Interestingly though, many people just don't want to save any of their income. And guess which desire usually dominates - the desire to spend today or the desire to have lots of money in the bank tomorrow?
Of course very few people admit that they'd simply rather spend every dime they get their hands on (fun and easy!) than set some of it aside for tomorrow (boring and hard!). Instead they roll out the excuses. Here are a few I've heard lately:
"I'd save more but...
- I'm paying off student loan debt."
- Once I get my next raise/promotion I'll be able to."
- I'm still buying furniture for my new apartment."
- I'm too young to worry about that yet."
- Once I get married we'll start saving together."
- I'm not earning as much as I thought I would be/as much as my friends make."
- I'll have money once I get my bonus/inheritance/settlement/sugar daddy."
If you aren't into saving you don't have to worry - there will always be an excuse or three you can use to rationalize your decision not to do so.
Saving is a habit, as I Will Teach You To Be Rich points out. It's not something you start one day when you wake up and magically find a bunch of disposable income pouring into your checking account that you just can't figure out what else to do with. If you don't save when you're young and single, it's highly unlikely you're going to get into the habit later when you have more family obligations and bills.
Developing good habits is all about your attitude, as GMBMFB explains.
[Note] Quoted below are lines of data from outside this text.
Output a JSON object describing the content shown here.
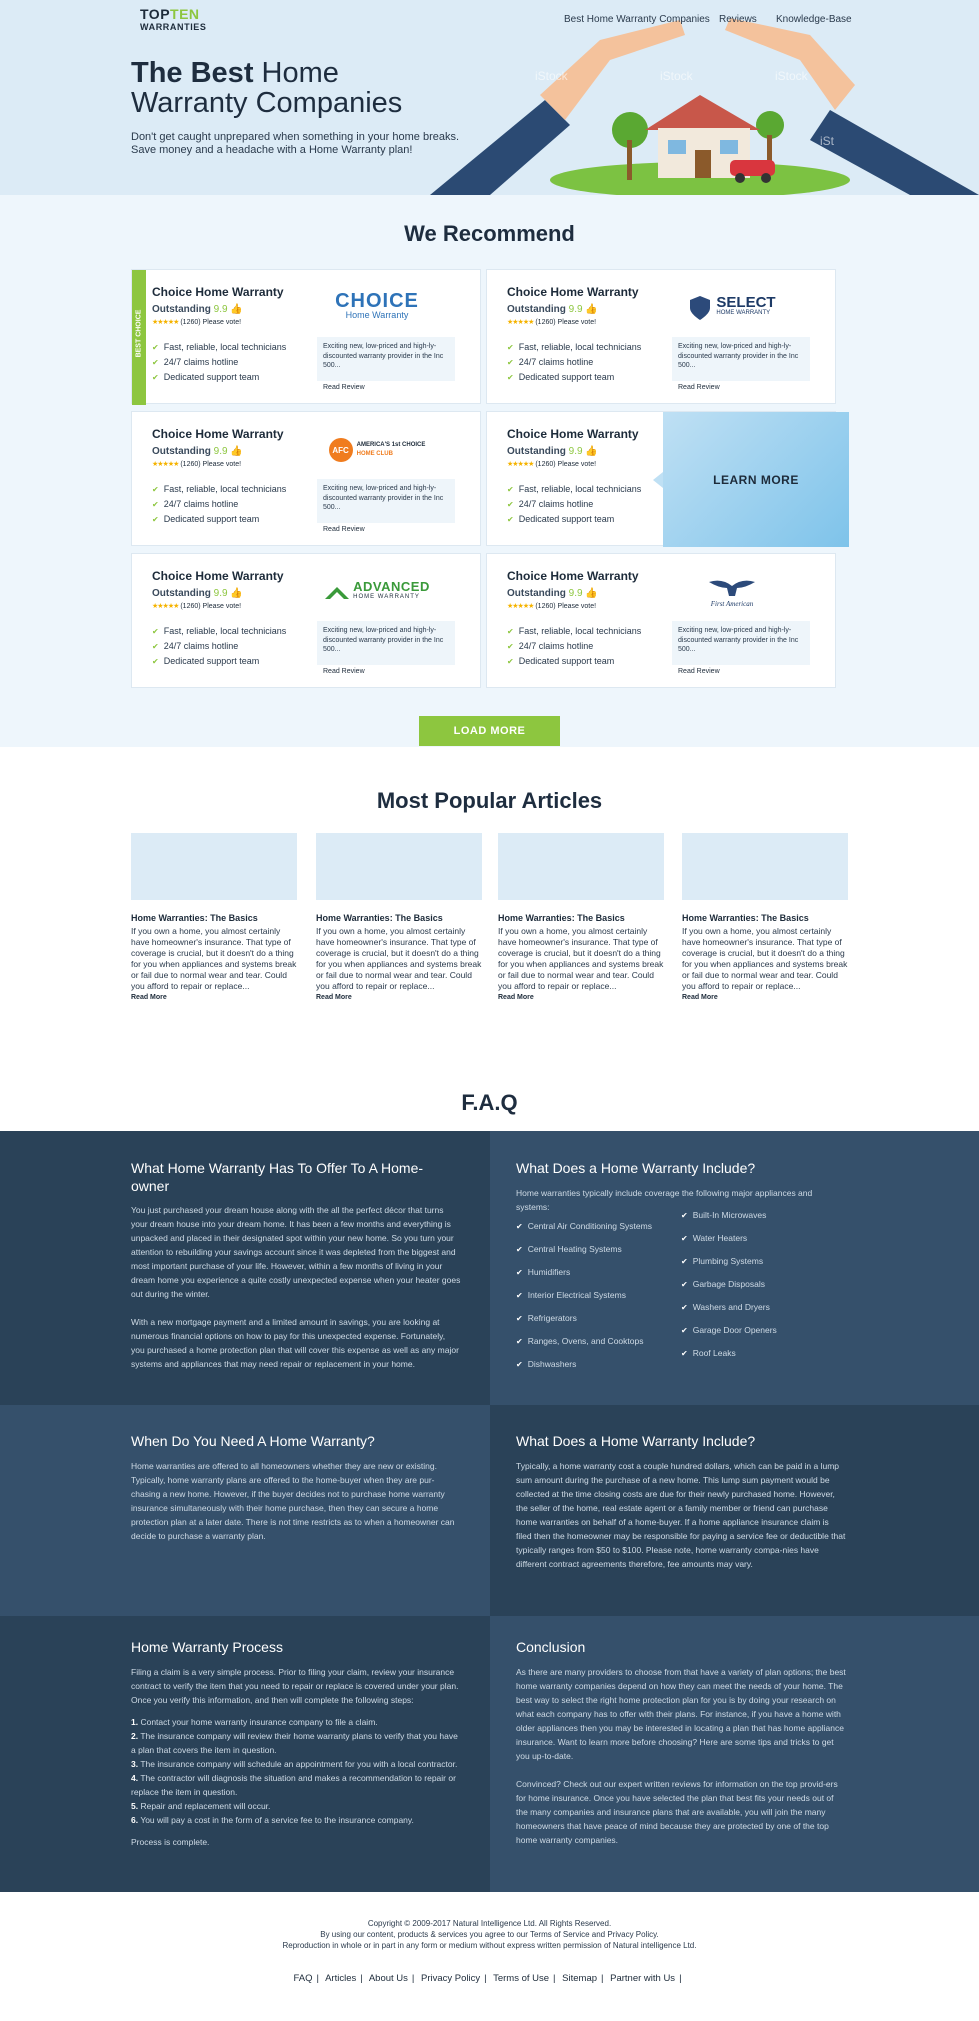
{
  "header": {
    "logo_top": "TOP",
    "logo_top2": "TEN",
    "logo_bottom": "WARRANTIES",
    "nav": [
      "Best Home Warranty Companies",
      "Reviews",
      "Knowledge-Base"
    ]
  },
  "hero": {
    "title_bold": "The Best",
    "title_rest": " Home",
    "title_line2": "Warranty Companies",
    "subtitle": "Don't get caught unprepared when something in your home breaks. Save money and a headache with a Home Warranty plan!"
  },
  "recommend": {
    "title": "We Recommend",
    "best_tag": "BEST CHOICE",
    "cards": [
      {
        "name": "Choice Home Warranty",
        "rating_label": "Outstanding",
        "score": "9.9",
        "votes": "(1260) Please vote!",
        "features": [
          "Fast, reliable, local technicians",
          "24/7 claims hotline",
          "Dedicated support team"
        ],
        "blurb": "Exciting new, low-priced and high-ly-discounted warranty provider in the Inc 500...",
        "read": "Read Review",
        "brand": "CHOICE",
        "brand_sub": "Home Warranty"
      },
      {
        "name": "Choice Home Warranty",
        "rating_label": "Outstanding",
        "score": "9.9",
        "votes": "(1260) Please vote!",
        "features": [
          "Fast, reliable, local technicians",
          "24/7 claims hotline",
          "Dedicated support team"
        ],
        "blurb": "Exciting new, low-priced and high-ly-discounted warranty provider in the Inc 500...",
        "read": "Read Review",
        "brand": "SELECT",
        "brand_sub": "HOME WARRANTY"
      },
      {
        "name": "Choice Home Warranty",
        "rating_label": "Outstanding",
        "score": "9.9",
        "votes": "(1260) Please vote!",
        "features": [
          "Fast, reliable, local technicians",
          "24/7 claims hotline",
          "Dedicated support team"
        ],
        "blurb": "Exciting new, low-priced and high-ly-discounted warranty provider in the Inc 500...",
        "read": "Read Review",
        "brand": "AMERICA'S 1st CHOICE",
        "brand_sub": "HOME CLUB"
      },
      {
        "name": "Choice Home Warranty",
        "rating_label": "Outstanding",
        "score": "9.9",
        "votes": "(1260) Please vote!",
        "features": [
          "Fast, reliable, local technicians",
          "24/7 claims hotline",
          "Dedicated support team"
        ],
        "blurb": "Exciting new, low-priced and high-ly-discounted warranty provider in the Inc 500...",
        "read": "Read Review",
        "brand": "",
        "brand_sub": ""
      },
      {
        "name": "Choice Home Warranty",
        "rating_label": "Outstanding",
        "score": "9.9",
        "votes": "(1260) Please vote!",
        "features": [
          "Fast, reliable, local technicians",
          "24/7 claims hotline",
          "Dedicated support team"
        ],
        "blurb": "Exciting new, low-priced and high-ly-discounted warranty provider in the Inc 500...",
        "read": "Read Review",
        "brand": "ADVANCED",
        "brand_sub": "HOME WARRANTY"
      },
      {
        "name": "Choice Home Warranty",
        "rating_label": "Outstanding",
        "score": "9.9",
        "votes": "(1260) Please vote!",
        "features": [
          "Fast, reliable, local technicians",
          "24/7 claims hotline",
          "Dedicated support team"
        ],
        "blurb": "Exciting new, low-priced and high-ly-discounted warranty provider in the Inc 500...",
        "read": "Read Review",
        "brand": "First American",
        "brand_sub": ""
      }
    ],
    "learn_more": "LEARN MORE",
    "load_more": "LOAD MORE"
  },
  "articles": {
    "title": "Most Popular Articles",
    "items": [
      {
        "title": "Home Warranties: The Basics",
        "body": "If you own a home, you almost certainly have homeowner's insurance. That type of coverage is crucial, but it doesn't do a thing for you when appliances and systems break or fail due to normal wear and tear. Could you afford to repair or replace...",
        "read": "Read More"
      },
      {
        "title": "Home Warranties: The Basics",
        "body": "If you own a home, you almost certainly have homeowner's insurance. That type of coverage is crucial, but it doesn't do a thing for you when appliances and systems break or fail due to normal wear and tear. Could you afford to repair or replace...",
        "read": "Read More"
      },
      {
        "title": "Home Warranties: The Basics",
        "body": "If you own a home, you almost certainly have homeowner's insurance. That type of coverage is crucial, but it doesn't do a thing for you when appliances and systems break or fail due to normal wear and tear. Could you afford to repair or replace...",
        "read": "Read More"
      },
      {
        "title": "Home Warranties: The Basics",
        "body": "If you own a home, you almost certainly have homeowner's insurance. That type of coverage is crucial, but it doesn't do a thing for you when appliances and systems break or fail due to normal wear and tear. Could you afford to repair or replace...",
        "read": "Read More"
      }
    ]
  },
  "faq": {
    "title": "F.A.Q",
    "colors": {
      "dark": "#2a4258",
      "mid": "#35506b"
    },
    "q1": {
      "title": "What Home Warranty Has To Offer To A Home-owner",
      "p1": "You just purchased your dream house along with the all the perfect décor that turns your dream house into your dream home. It has been a few months and everything is unpacked and placed in their designated spot within your new home. So you turn your attention to rebuilding your savings account since it was depleted from the biggest and most important purchase of your life. However, within a few months of living in your dream home you experience a quite costly unexpected expense when your heater goes out during the winter.",
      "p2": "With a new mortgage payment and a limited amount in savings, you are looking at numerous financial options on how to pay for this unexpected expense. Fortunately, you purchased a home protection plan that will cover this expense as well as any major systems and appliances that may need repair or replacement in your home."
    },
    "q2": {
      "title": "What Does a Home Warranty Include?",
      "intro": "Home warranties typically include coverage the following major appliances and systems:",
      "left": [
        "Central Air Conditioning Systems",
        "Central Heating Systems",
        "Humidifiers",
        "Interior Electrical Systems",
        "Refrigerators",
        "Ranges, Ovens, and Cooktops",
        "Dishwashers"
      ],
      "right": [
        "Built-In Microwaves",
        "Water Heaters",
        "Plumbing Systems",
        "Garbage Disposals",
        "Washers and Dryers",
        "Garage Door Openers",
        "Roof Leaks"
      ]
    },
    "q3": {
      "title": "When Do You Need A Home Warranty?",
      "p1": "Home warranties are offered to all homeowners whether they are new or existing. Typically, home warranty plans are offered to the home-buyer when they are pur-chasing a new home. However, if the buyer decides not to purchase home warranty insurance simultaneously with their home purchase, then they can secure a home protection plan at a later date. There is not time restricts as to when a homeowner can decide to purchase a warranty plan."
    },
    "q4": {
      "title": "What Does a Home Warranty Include?",
      "p1": "Typically, a home warranty cost a couple hundred dollars, which can be paid in a lump sum amount during the purchase of a new home. This lump sum payment would be collected at the time closing costs are due for their newly purchased home. However, the seller of the home, real estate agent or a family member or friend can purchase home warranties on behalf of a home-buyer. If a home appliance insurance claim is filed then the homeowner may be responsible for paying a service fee or deductible that typically ranges from $50 to $100. Please note, home warranty compa-nies have different contract agreements therefore, fee amounts may vary."
    },
    "q5": {
      "title": "Home Warranty Process",
      "intro": "Filing a claim is a very simple process. Prior to filing your claim, review your insurance contract to verify the item that you need to repair or replace is covered under your plan. Once you verify this information, and then will complete the following steps:",
      "steps": [
        {
          "n": "1.",
          "t": "Contact your home warranty insurance company to file a claim."
        },
        {
          "n": "2.",
          "t": "The insurance company will review their home warranty plans to verify that you have a plan that covers the item in question."
        },
        {
          "n": "3.",
          "t": "The insurance company will schedule an appointment for you with a local contractor."
        },
        {
          "n": "4.",
          "t": "The contractor will diagnosis the situation and makes a recommendation to repair or replace the item in question."
        },
        {
          "n": "5.",
          "t": "Repair and replacement will occur."
        },
        {
          "n": "6.",
          "t": "You will pay a cost in the form of a service fee to the insurance company."
        }
      ],
      "outro": "Process is complete."
    },
    "q6": {
      "title": "Conclusion",
      "p1": "As there are many providers to choose from that have a variety of plan options; the best home warranty companies depend on how they can meet the needs of your home. The best way to select the right home protection plan for you is by doing your research on what each company has to offer with their plans. For instance, if you have a home with older appliances then you may be interested in locating a plan that has home appliance insurance. Want to learn more before choosing? Here are some tips and tricks to get you up-to-date.",
      "p2": "Convinced? Check out our expert written reviews for information on the top provid-ers for home insurance. Once you have selected the plan that best fits your needs out of the many companies and insurance plans that are available, you will join the many homeowners that have peace of mind because they are protected by one of the top home warranty companies."
    }
  },
  "footer": {
    "line1": "Copyright © 2009-2017 Natural Intelligence Ltd. All Rights Reserved.",
    "line2": "By using our content, products & services you agree to our Terms of Service and Privacy Policy.",
    "line3": "Reproduction in whole or in part in any form or medium without express written permission of Natural intelligence Ltd.",
    "links": [
      "FAQ",
      "Articles",
      "About Us",
      "Privacy Policy",
      "Terms of Use",
      "Sitemap",
      "Partner with Us"
    ]
  }
}
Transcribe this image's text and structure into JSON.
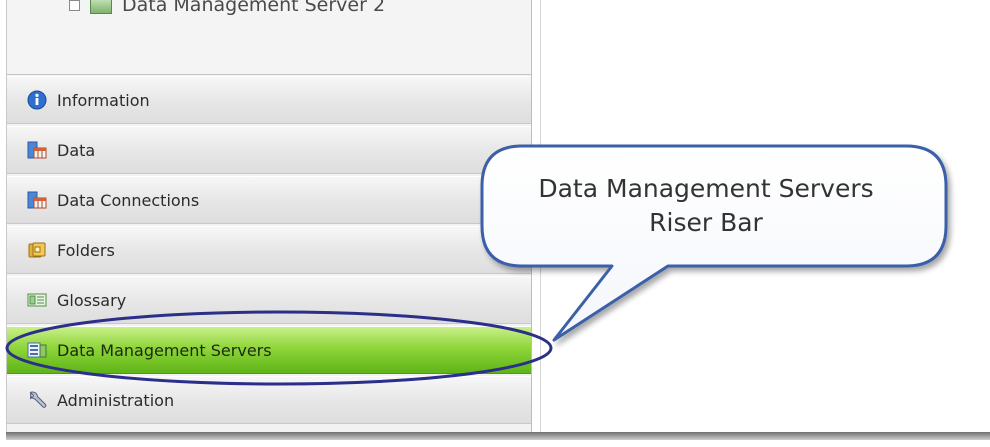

You can blame your parents, teachers, the economy, friends who have it "easier" or the government for your financial situation if that makes you feel better (if weak and dependent and naive). But the simple fact is that no matter what situation you are in, you have the power to improve it with your habits.